As I now see it, Rachel is a bold, daring woman who is treated with suspicion and mistrust because she defies societal conventions. She has had multiple husbands. She is said to be promiscuous. She brews peculiar teas that are alien to British tastes. She is half-Italian and has ‘foreign ways’. She is openly defiant of the men surrounding her, and asserts her right to self-determination without fear. None of these traits should be markers of guilt, but they  absolutely would have been construed as such by Victorian society.

Since the film is mostly told from the perspective of Philip, the cousin of Rachel who gradually falls under her spell, it is inevitable that the markers of difference attached to Rachel are treated as markers of guilt. Philip himself is a chauvinist – he grew up in a house without women and demonstrates relentless scorn for ‘women’s ways’ prior to meeting Rachel.

While Rachel compares Philip to a puppy and leads him around by the nose for the first two thirds of the film, that isn’t how he remains. As he becomes steadily more enthralled, Philip demonstrates an alarming desire to possess Rachel – he practically pours the family jewels on her lap, and treats the pearl necklace he gives her more like a collar signifying his ownership. When Rachel is alarmed and tries to distance herself from him, Philip shifts from besotted to resentful, renewing his quest to cast light on her evil in earnest. On the second viewing, the relationship between them became that of an abusive, emotionally stifled man and a trapped widow desperately trying to figure out an escape plan.
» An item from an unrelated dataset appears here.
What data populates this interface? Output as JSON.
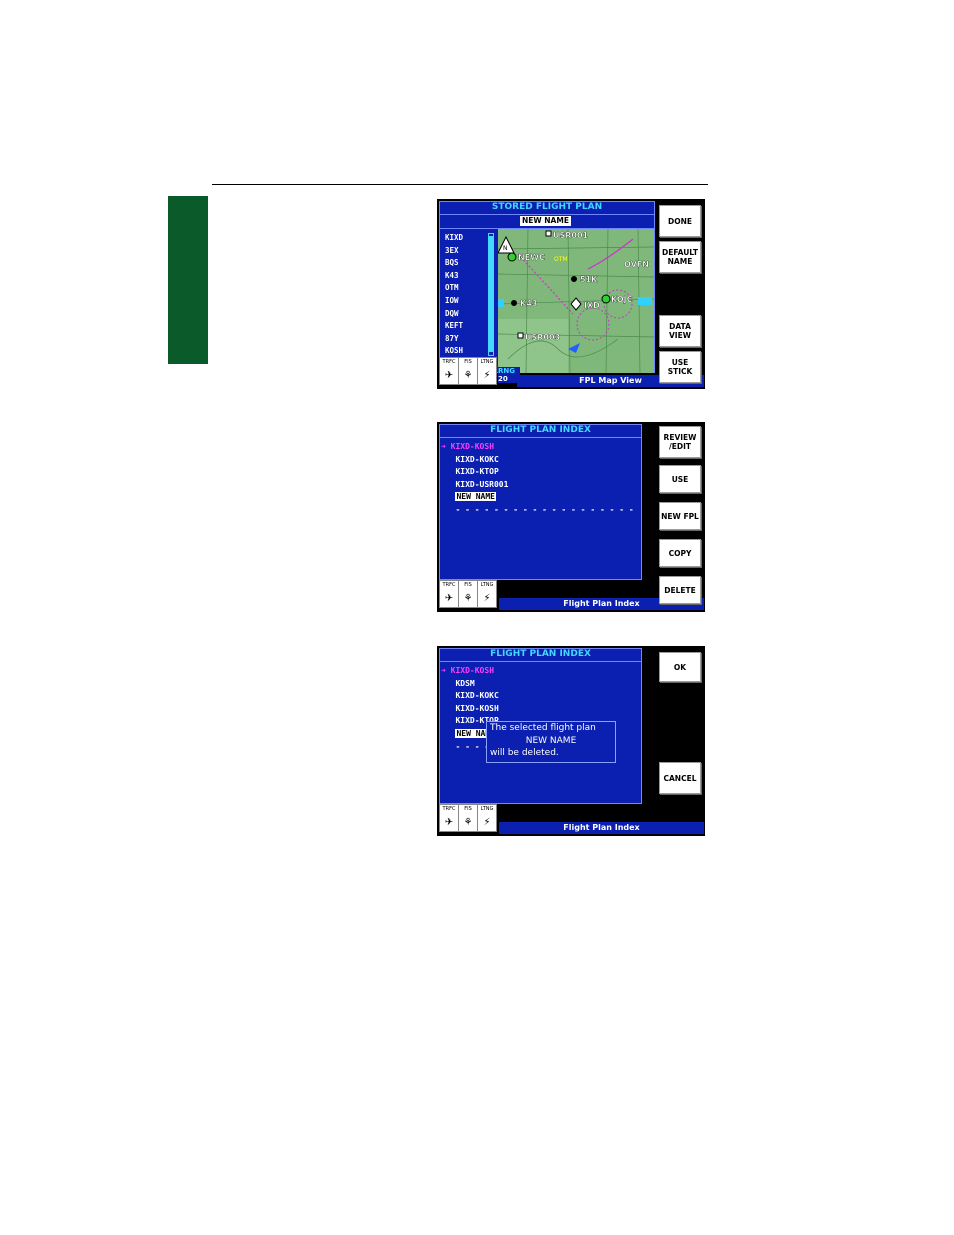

As a film, My Cousin Rachel is handsomely mounted and characterised by superb performances, particularly from Rachel Weisz. Weisz plays her namesake character with appealing wit and charm, and I arguably fell under her spell, just as Philip did. If she was indeed playing a con, though, I was definitely more gullible.

4 stars